The walk culminated at the School of Freshwater Sciences where participants viewed a classroom laboratory aquaponics system and observed a quagga mussels science experiment that demonstrated the impact of invasive species on Lake Michigan. Melanie then lead a hands-on activity where students used origami to create a pamphlet about the Great Lakes. At the end of the day, everyone received a blue marble which represented the importance of water and put the "earth" in the palm of their hand.
Many thanks to Carmen and Melanie for sharing their knowledge and helping us become active stewards of water systems in our own neighborhoods!
On November 7, 2017 more than twenty-five students, teachers, interested community members, folks from local non-profits, and WaterMarks project partners gathered after school at UCC Acosta Middle School for the inaugural WaterMarks neighborhood walk.
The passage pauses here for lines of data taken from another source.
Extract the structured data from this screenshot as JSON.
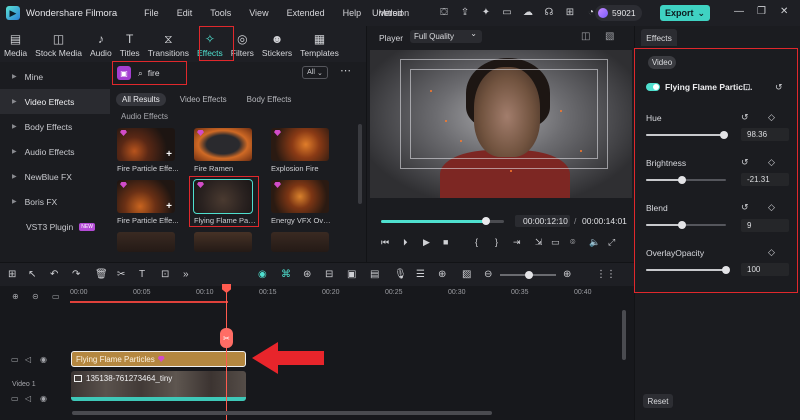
{
  "titlebar": {
    "app_name": "Wondershare Filmora",
    "menu": [
      "File",
      "Edit",
      "Tools",
      "View",
      "Extended",
      "Help",
      "Version"
    ],
    "document_title": "Untitled",
    "credits": "59021",
    "export_label": "Export"
  },
  "tabs": [
    {
      "label": "Media",
      "icon": "media-icon"
    },
    {
      "label": "Stock Media",
      "icon": "stock-media-icon"
    },
    {
      "label": "Audio",
      "icon": "audio-icon"
    },
    {
      "label": "Titles",
      "icon": "titles-icon"
    },
    {
      "label": "Transitions",
      "icon": "transitions-icon"
    },
    {
      "label": "Effects",
      "icon": "effects-icon",
      "active": true
    },
    {
      "label": "Filters",
      "icon": "filters-icon"
    },
    {
      "label": "Stickers",
      "icon": "stickers-icon"
    },
    {
      "label": "Templates",
      "icon": "templates-icon"
    }
  ],
  "sidebar": {
    "items": [
      {
        "label": "Mine"
      },
      {
        "label": "Video Effects",
        "active": true
      },
      {
        "label": "Body Effects"
      },
      {
        "label": "Audio Effects"
      },
      {
        "label": "NewBlue FX"
      },
      {
        "label": "Boris FX"
      },
      {
        "label": "VST3 Plugin",
        "badge": "NEW"
      }
    ]
  },
  "browser": {
    "search_value": "fire",
    "filter_label": "All",
    "filter_tabs": [
      "All Results",
      "Video Effects",
      "Body Effects"
    ],
    "section_label": "Audio Effects",
    "cards": [
      {
        "label": "Fire Particle Effe..."
      },
      {
        "label": "Fire Ramen"
      },
      {
        "label": "Explosion Fire"
      },
      {
        "label": "Fire Particle Effe..."
      },
      {
        "label": "Flying Flame Par..."
      },
      {
        "label": "Energy VFX Ove..."
      }
    ]
  },
  "player": {
    "label": "Player",
    "quality": "Full Quality",
    "current_time": "00:00:12:10",
    "separator": "/",
    "total_time": "00:00:14:01",
    "progress": 0.85
  },
  "right_panel": {
    "tab": "Effects",
    "section": "Video",
    "effect_name": "Flying Flame Particl...",
    "params": [
      {
        "label": "Hue",
        "value": "98.36",
        "level": 0.98
      },
      {
        "label": "Brightness",
        "value": "-21.31",
        "level": 0.45
      },
      {
        "label": "Blend",
        "value": "9",
        "level": 0.45
      },
      {
        "label": "OverlayOpacity",
        "value": "100",
        "level": 1.0
      }
    ],
    "reset_label": "Reset"
  },
  "timeline": {
    "ruler": [
      "00:00",
      "00:05",
      "00:10",
      "00:15",
      "00:20",
      "00:25",
      "00:30",
      "00:35",
      "00:40"
    ],
    "effect_clip": "Flying Flame Particles",
    "video_clip": "135138-761273464_tiny",
    "video_track_label": "Video 1"
  },
  "colors": {
    "accent": "#4fe0cf",
    "highlight": "#e0282c",
    "arrow": "#e8252b",
    "playhead": "#ff5b4f",
    "effect_clip": "#b48740"
  }
}
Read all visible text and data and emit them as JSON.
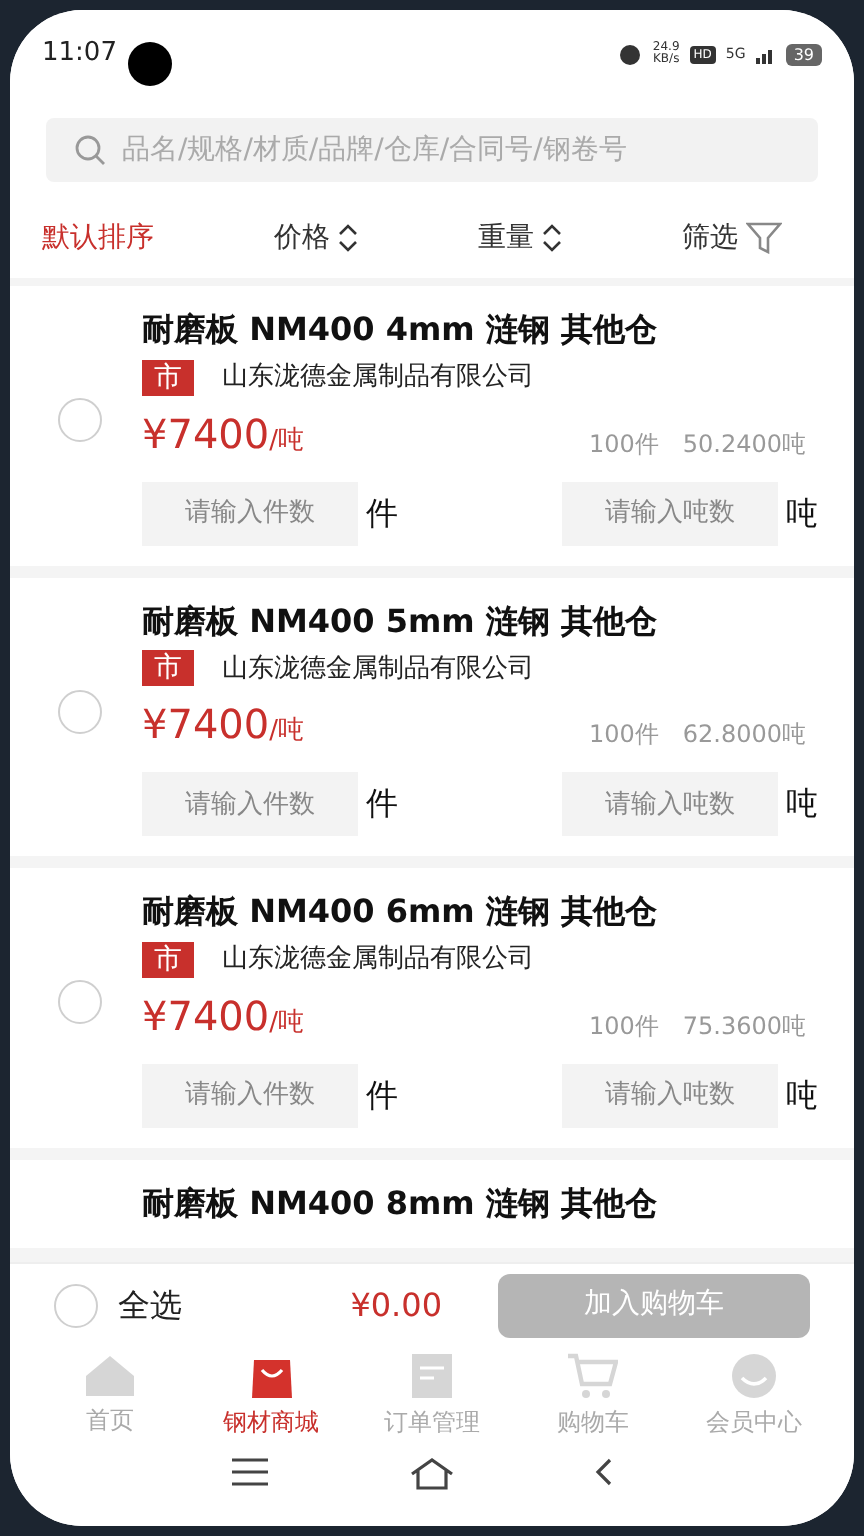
{
  "status_bar": {
    "time": "11:07",
    "net_speed": "24.9",
    "net_unit": "KB/s",
    "hd": "HD",
    "network": "5G",
    "battery": "39"
  },
  "search": {
    "placeholder": "品名/规格/材质/品牌/仓库/合同号/钢卷号"
  },
  "sort_options": [
    {
      "label": "默认排序",
      "selected": true,
      "kind": "plain"
    },
    {
      "label": "价格",
      "selected": false,
      "kind": "sortable"
    },
    {
      "label": "重量",
      "selected": false,
      "kind": "sortable"
    },
    {
      "label": "筛选",
      "selected": false,
      "kind": "filter"
    }
  ],
  "products": [
    {
      "title": "耐磨板 NM400 4mm 涟钢 其他仓",
      "tag": "市",
      "company": "山东泷德金属制品有限公司",
      "checked": false,
      "price": "¥7400",
      "price_unit": "/吨",
      "pieces": "100件",
      "weight": "50.2400吨",
      "piece_input": {
        "placeholder": "请输入件数"
      },
      "piece_unit": "件",
      "ton_input": {
        "placeholder": "请输入吨数"
      },
      "ton_unit": "吨"
    },
    {
      "title": "耐磨板 NM400 5mm 涟钢 其他仓",
      "tag": "市",
      "company": "山东泷德金属制品有限公司",
      "checked": false,
      "price": "¥7400",
      "price_unit": "/吨",
      "pieces": "100件",
      "weight": "62.8000吨",
      "piece_input": {
        "placeholder": "请输入件数"
      },
      "piece_unit": "件",
      "ton_input": {
        "placeholder": "请输入吨数"
      },
      "ton_unit": "吨"
    },
    {
      "title": "耐磨板 NM400 6mm 涟钢 其他仓",
      "tag": "市",
      "company": "山东泷德金属制品有限公司",
      "checked": false,
      "price": "¥7400",
      "price_unit": "/吨",
      "pieces": "100件",
      "weight": "75.3600吨",
      "piece_input": {
        "placeholder": "请输入件数"
      },
      "piece_unit": "件",
      "ton_input": {
        "placeholder": "请输入吨数"
      },
      "ton_unit": "吨"
    },
    {
      "title": "耐磨板 NM400 8mm 涟钢 其他仓"
    }
  ],
  "footer": {
    "select_all": {
      "label": "全选",
      "checked": false
    },
    "total": "¥0.00",
    "cart_button": {
      "label": "加入购物车",
      "disabled": true
    }
  },
  "nav": [
    {
      "label": "首页",
      "selected": false,
      "kind": "home"
    },
    {
      "label": "钢材商城",
      "selected": true,
      "kind": "bag"
    },
    {
      "label": "订单管理",
      "selected": false,
      "kind": "doc"
    },
    {
      "label": "购物车",
      "selected": false,
      "kind": "cart"
    },
    {
      "label": "会员中心",
      "selected": false,
      "kind": "face"
    }
  ]
}
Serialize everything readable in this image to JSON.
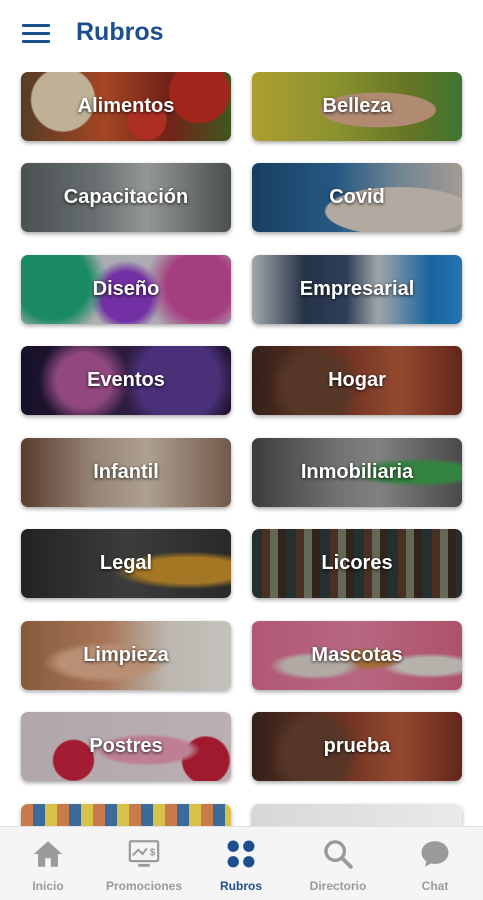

The interdisciplinary walk was facilitated by visual artist and longtime Walker’s Point resident Jill Sebastian and environmental engineer Justin Hegarty, director of Reflo - Sustainable Water Solutions. Sebastian and Hegarty invited walk participants to uncover “hidden water stories” in the surrounding area.
In the heavily reshaped environ of Walker's Square, the walk explored the disjuncture between the historic natural water pathways and the legacy of industry and infrastructure on our current perceptions. At Walker Square Park, the group explored how the surrounding water and landscape in the area has changed due to human activity. They then followed storm drainage to a man-made canal sculpted from a landfilled Menomonee Valley. The walk circled the massive I-94 interchange, allowing participants to consider its environmental and social impacts on the neighborhood. Cement dominates the area, burying from view the presence of birds seeking sanctuary among the ruins of factories.
Sebastian reflected, “As an artist who generally works in public space, I had exempted myself from doing projects where I live. Having been attracted by the diversity and grittiness of Walker's Point, I admit to rather liking it the way it is. However, that is changing around me, and like my neighbors, I am challenged by questions of gentrification. As I do with projects I have done elsewhere, I complemented my direct observations, in this case over 25 years, with research that filled out the questions I ruminate upon - things that catch and hold my curiosity. How has what we see come into being? What forces, commerce and habitation, have formed the unique character of how we live here? The environmental engineering perspective that Justin Hegarty provided deepened my understanding of what we cannot see and what we might do.”
The group wondered—how can the ample water resources that were exploited in the late 19th and early 20th century be revealed to enhance our densely populated urban-scape? How might we live more responsibly here? In the area, local schools are becoming sites of responsibly—reclaiming green space from pavement. Under sections of the high overpass, one finds evidence of adaptive community engagement—activating underutilized spaces that currently work as barriers to community cohesion. As the group returned to their starting point, they explored historical photographs and discussed how local water use—and misuse—speaks to the potential power of water in an urban context.
The first WaterMarks maker will be installed at UCC Acosta Middle School in summer 2018. In the coming months, we invite you to join us—along with Milwaukee-area artists and scientists—in considering how we can all become active partners in recognizing water as a resource that is vital to both life and general well-being throughout the region.